Wednesday, January 01, 2014

Nigeria in 2014: International Development assistant (or ODA) is not expected to increase but remittance will

Life was sweet when the leaders of the world's most powerful western economies pledged themselves to debt relief and aid to help poor countries in July 2005 when Britain hosted the G8 summit at Gleneagles. Growth was strong, asset prices were rising, and the financial crisis was two years away. Fast-forward to 2013, one thing was obvious when Britain chaired a similar G8 meeting at Lough Erne last summer: there will be no repeat of the commitment to double aid within five years. Money is tight. Most donour countries in the OECD are on their fiscal cliffs with characteristic high energy prices and compounded by their struggle to ensure financial solvency.

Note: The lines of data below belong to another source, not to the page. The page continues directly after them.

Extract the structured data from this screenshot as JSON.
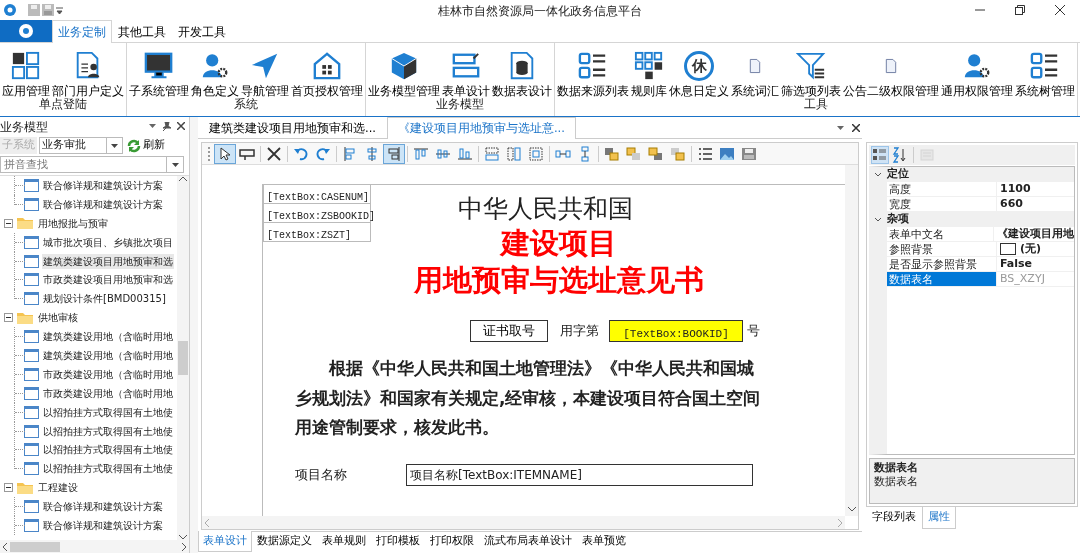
{
  "window": {
    "title": "桂林市自然资源局一体化政务信息平台"
  },
  "ribbon": {
    "tabs": [
      {
        "label": "业务定制",
        "selected": true
      },
      {
        "label": "其他工具",
        "selected": false
      },
      {
        "label": "开发工具",
        "selected": false
      }
    ],
    "groups": [
      {
        "label": "单点登陆",
        "items": [
          {
            "label": "应用管理"
          },
          {
            "label": "部门用户定义"
          }
        ]
      },
      {
        "label": "系统",
        "items": [
          {
            "label": "子系统管理"
          },
          {
            "label": "角色定义"
          },
          {
            "label": "导航管理"
          },
          {
            "label": "首页授权管理"
          }
        ]
      },
      {
        "label": "业务模型",
        "items": [
          {
            "label": "业务模型管理"
          },
          {
            "label": "表单设计"
          },
          {
            "label": "数据表设计"
          }
        ]
      },
      {
        "label": "工具",
        "items": [
          {
            "label": "数据来源列表"
          },
          {
            "label": "规则库"
          },
          {
            "label": "休息日定义",
            "icon_glyph": "休"
          },
          {
            "label": "系统词汇"
          },
          {
            "label": "筛选项列表"
          },
          {
            "label": "公告二级权限管理"
          },
          {
            "label": "通用权限管理"
          },
          {
            "label": "系统树管理"
          }
        ]
      }
    ]
  },
  "left_panel": {
    "title": "业务模型",
    "subsystem": {
      "label": "子系统",
      "disabled": true,
      "value": "业务审批"
    },
    "refresh_button": "刷新",
    "search": {
      "placeholder": "拼音查找"
    },
    "tree": [
      {
        "children": [
          {
            "label": "联合修详规和建筑设计方案",
            "selected": false
          },
          {
            "label": "联合修详规和建筑设计方案",
            "selected": false
          }
        ]
      },
      {
        "label": "用地报批与预审",
        "expanded": true,
        "children": [
          {
            "label": "城市批次项目、乡镇批次项目",
            "selected": false
          },
          {
            "label": "建筑类建设项目用地预审和选",
            "selected": true
          },
          {
            "label": "市政类建设项目用地预审和选",
            "selected": false
          },
          {
            "label": "规划设计条件[BMD00315]",
            "selected": false
          }
        ]
      },
      {
        "label": "供地审核",
        "expanded": true,
        "children": [
          {
            "label": "建筑类建设用地（含临时用地",
            "selected": false
          },
          {
            "label": "建筑类建设用地（含临时用地",
            "selected": false
          },
          {
            "label": "市政类建设用地（含临时用地",
            "selected": false
          },
          {
            "label": "市政类建设用地（含临时用地",
            "selected": false
          },
          {
            "label": "以招拍挂方式取得国有土地使",
            "selected": false
          },
          {
            "label": "以招拍挂方式取得国有土地使",
            "selected": false
          },
          {
            "label": "以招拍挂方式取得国有土地使",
            "selected": false
          },
          {
            "label": "以招拍挂方式取得国有土地使",
            "selected": false
          }
        ]
      },
      {
        "label": "工程建设",
        "expanded": true,
        "children": [
          {
            "label": "联合修详规和建筑设计方案",
            "selected": false
          },
          {
            "label": "联合修详规和建筑设计方案",
            "selected": false
          }
        ]
      }
    ]
  },
  "document_tabs": [
    {
      "label": "建筑类建设项目用地预审和选...",
      "selected": false
    },
    {
      "label": "《建设项目用地预审与选址意...",
      "selected": true
    }
  ],
  "designer_tools": [
    {
      "selected": true
    },
    {
      "selected": false
    },
    {
      "selected": false
    },
    {
      "selected": false
    },
    {
      "selected": false
    },
    {
      "selected": false
    },
    {
      "selected": false
    },
    {
      "selected": true
    },
    {
      "selected": false
    },
    {
      "selected": false
    },
    {
      "selected": false
    },
    {
      "selected": false
    },
    {
      "selected": false
    },
    {
      "selected": false
    },
    {
      "selected": false
    },
    {
      "selected": false
    },
    {
      "selected": false
    },
    {
      "selected": false
    },
    {
      "selected": false
    },
    {
      "selected": false
    },
    {
      "selected": false
    },
    {
      "selected": false
    },
    {
      "selected": false
    }
  ],
  "form": {
    "header_fields": [
      "[TextBox:CASENUM]",
      "[TextBox:ZSBOOKID]",
      "[TextBox:ZSZT]"
    ],
    "title": "中华人民共和国",
    "subtitle_lines": [
      "建设项目",
      "用地预审与选址意见书"
    ],
    "number_row": {
      "button": "证书取号",
      "prefix": "用字第",
      "field": "[TextBox:BOOKID]",
      "suffix": "号"
    },
    "paragraph": "根据《中华人民共和国土地管理法》《中华人民共和国城乡规划法》和国家有关规定,经审核，本建设项目符合国土空间用途管制要求，核发此书。",
    "fields": [
      {
        "label": "项目名称",
        "value": "项目名称[TextBox:ITEMNAME]"
      }
    ]
  },
  "bottom_tabs": [
    {
      "label": "表单设计",
      "selected": true
    },
    {
      "label": "数据源定义",
      "selected": false
    },
    {
      "label": "表单规则",
      "selected": false
    },
    {
      "label": "打印模板",
      "selected": false
    },
    {
      "label": "打印权限",
      "selected": false
    },
    {
      "label": "流式布局表单设计",
      "selected": false
    },
    {
      "label": "表单预览",
      "selected": false
    }
  ],
  "property_toolbar": [
    {
      "selected": true,
      "disabled": false
    },
    {
      "selected": false,
      "disabled": false
    },
    {
      "selected": false,
      "disabled": true
    }
  ],
  "properties": [
    {
      "category": "定位",
      "expanded": true,
      "rows": [
        {
          "name": "高度",
          "value": "1100",
          "selected": false,
          "readonly": false
        },
        {
          "name": "宽度",
          "value": "660",
          "selected": false,
          "readonly": false
        }
      ]
    },
    {
      "category": "杂项",
      "expanded": true,
      "rows": [
        {
          "name": "表单中文名",
          "value": "《建设项目用地",
          "selected": false,
          "readonly": false
        },
        {
          "name": "参照背景",
          "value": "(无)",
          "kind": "color",
          "selected": false,
          "readonly": false
        },
        {
          "name": "是否显示参照背景",
          "value": "False",
          "selected": false,
          "readonly": false
        },
        {
          "name": "数据表名",
          "value": "BS_XZYJ",
          "selected": true,
          "readonly": true
        }
      ]
    }
  ],
  "property_description": {
    "title": "数据表名",
    "text": "数据表名"
  },
  "right_tabs": [
    {
      "label": "字段列表",
      "selected": false
    },
    {
      "label": "属性",
      "selected": true
    }
  ]
}
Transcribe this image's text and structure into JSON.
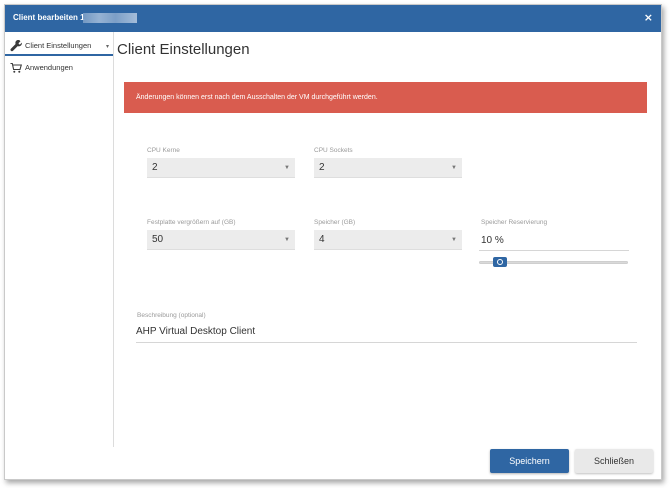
{
  "dialog": {
    "title": "Client bearbeiten 1",
    "close_label": "×"
  },
  "sidebar": {
    "items": [
      {
        "label": "Client Einstellungen",
        "icon": "wrench-icon",
        "active": true,
        "caret": "▾"
      },
      {
        "label": "Anwendungen",
        "icon": "cart-icon",
        "active": false
      }
    ]
  },
  "main": {
    "title": "Client Einstellungen",
    "alert": "Änderungen können erst nach dem Ausschalten der VM durchgeführt werden.",
    "fields": {
      "cpu_cores": {
        "label": "CPU Kerne",
        "value": "2"
      },
      "cpu_sockets": {
        "label": "CPU Sockets",
        "value": "2"
      },
      "disk": {
        "label": "Festplatte vergrößern auf (GB)",
        "value": "50"
      },
      "memory": {
        "label": "Speicher (GB)",
        "value": "4"
      },
      "memory_reservation": {
        "label": "Speicher Reservierung",
        "value": "10 %",
        "level": 0.1
      },
      "description": {
        "label": "Beschreibung (optional)",
        "value": "AHP Virtual Desktop Client"
      }
    },
    "caret_glyph": "▼"
  },
  "footer": {
    "save_label": "Speichern",
    "close_label": "Schließen"
  },
  "colors": {
    "primary": "#2f66a3",
    "alert": "#d95c4f"
  }
}
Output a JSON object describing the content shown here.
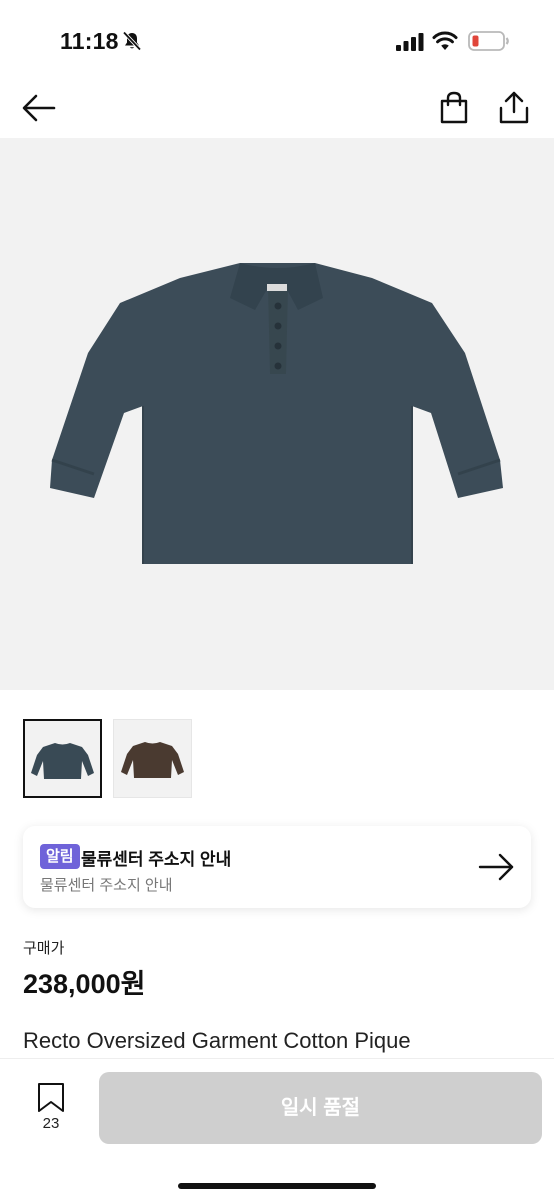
{
  "status_bar": {
    "time": "11:18"
  },
  "product": {
    "price_label": "구매가",
    "price": "238,000원",
    "name": "Recto Oversized Garment Cotton Pique"
  },
  "notice": {
    "badge": "알림",
    "title": "물류센터 주소지 안내",
    "subtitle": "물류센터 주소지 안내"
  },
  "bottom_bar": {
    "bookmark_count": "23",
    "action_label": "일시 품절"
  },
  "thumbnails": [
    {
      "color_name": "navy",
      "color": "#394a55",
      "selected": true
    },
    {
      "color_name": "brown",
      "color": "#4a3a30",
      "selected": false
    }
  ],
  "icons": [
    "bell-slash-icon",
    "signal-icon",
    "wifi-icon",
    "battery-icon",
    "back-arrow-icon",
    "shopping-bag-icon",
    "share-icon",
    "arrow-right-icon",
    "bookmark-icon"
  ],
  "colors": {
    "badge": "#6f63d9",
    "disabled_button": "#cfcfcf",
    "battery_low": "#e0453a",
    "hero_background": "#f2f2f2"
  }
}
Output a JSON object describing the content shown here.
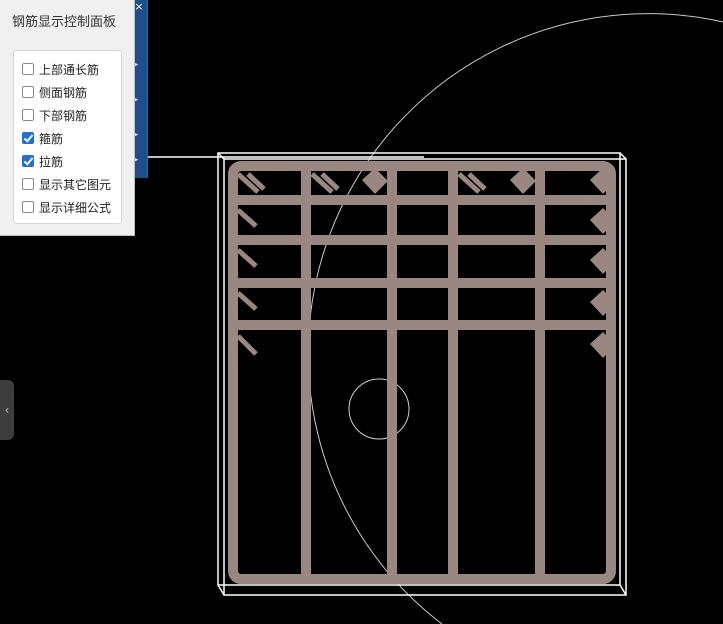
{
  "panel": {
    "title": "钢筋显示控制面板",
    "options": [
      {
        "label": "上部通长筋",
        "checked": false
      },
      {
        "label": "侧面钢筋",
        "checked": false
      },
      {
        "label": "下部钢筋",
        "checked": false
      },
      {
        "label": "箍筋",
        "checked": true
      },
      {
        "label": "拉筋",
        "checked": true
      },
      {
        "label": "显示其它图元",
        "checked": false
      },
      {
        "label": "显示详细公式",
        "checked": false
      }
    ]
  },
  "toolbar": {
    "close_glyph": "×",
    "arrow_glyph": "‹"
  },
  "colors": {
    "background": "#000000",
    "rebar": "#9a8781",
    "outline": "#ffffff",
    "arc": "#c8c8c8",
    "checkbox_checked": "#1f6fd6"
  }
}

Since remittance exceeded foreign direct investment (FDI) and other development assistance (ODA) for the first time in 2012, remittance trend is seen to continue to play significant role in developing economies. In 2009, Nigeria received over $10 billion in remittances from citizens living in the diaspora and was ranked first among the top 10 remittance recipients in 2010 in Sub-Saharan Africa with average share of remittance to GDP of 10.4% between 2005-2011 (African Economic Outlook 2013; World Bank, 2011). The World Bank (2012) reported that the top recipients of officially recorded remittances for 2012 are India ($70 billion), China ($66 billion), the Philippines and Mexico ($24 billion each), and Nigeria ($21 billion). Although remittance has been identified to eradicate poverty among the recipient households (Chukwuone et al, 2012), little is known about its effects on job creation and employment especially for the young people. Remittance has its own unique way of addressing the challenges such as corruption that ODA and FDI face both in donour countries and recipient nations. Remittance is specific in use and carries efficient group/channel effects. It is expected that 2014 will be the year when social, fiscal and labour-market policy recommendations will be made to help in channelling the large amount of remittance in Nigeria for sustainable growth. This will fall in line with increasing international debate on how to reduce cost of remittance as well as help developing countries cope with falling ODAs.

Read the full article here: 10 Economic Highlights to look out for in Nigeria in 2014. Want to share you thoughts on the Nigerian Economy in 2014? You can drop your comment below or continue the discussion with on twitter 

reference list

No comments:

Post a Comment